* Task directions *
Some lines in the data below hold the string "text". Report how many, as a bare number.

--- START ---

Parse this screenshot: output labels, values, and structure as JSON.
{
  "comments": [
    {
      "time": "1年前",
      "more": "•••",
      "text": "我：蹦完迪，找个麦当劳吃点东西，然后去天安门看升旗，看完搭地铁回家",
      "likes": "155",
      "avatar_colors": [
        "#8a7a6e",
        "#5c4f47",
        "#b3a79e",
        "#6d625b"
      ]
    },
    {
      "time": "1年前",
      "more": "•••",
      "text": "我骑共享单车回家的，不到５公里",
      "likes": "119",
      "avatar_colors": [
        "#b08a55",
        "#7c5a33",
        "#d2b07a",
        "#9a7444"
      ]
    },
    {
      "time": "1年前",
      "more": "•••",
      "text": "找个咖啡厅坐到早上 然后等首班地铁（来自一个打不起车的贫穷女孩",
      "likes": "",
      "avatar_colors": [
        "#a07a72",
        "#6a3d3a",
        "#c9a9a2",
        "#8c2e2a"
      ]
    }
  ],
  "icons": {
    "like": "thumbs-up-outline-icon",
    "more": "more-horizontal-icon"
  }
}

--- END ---

* Answer for the task *
3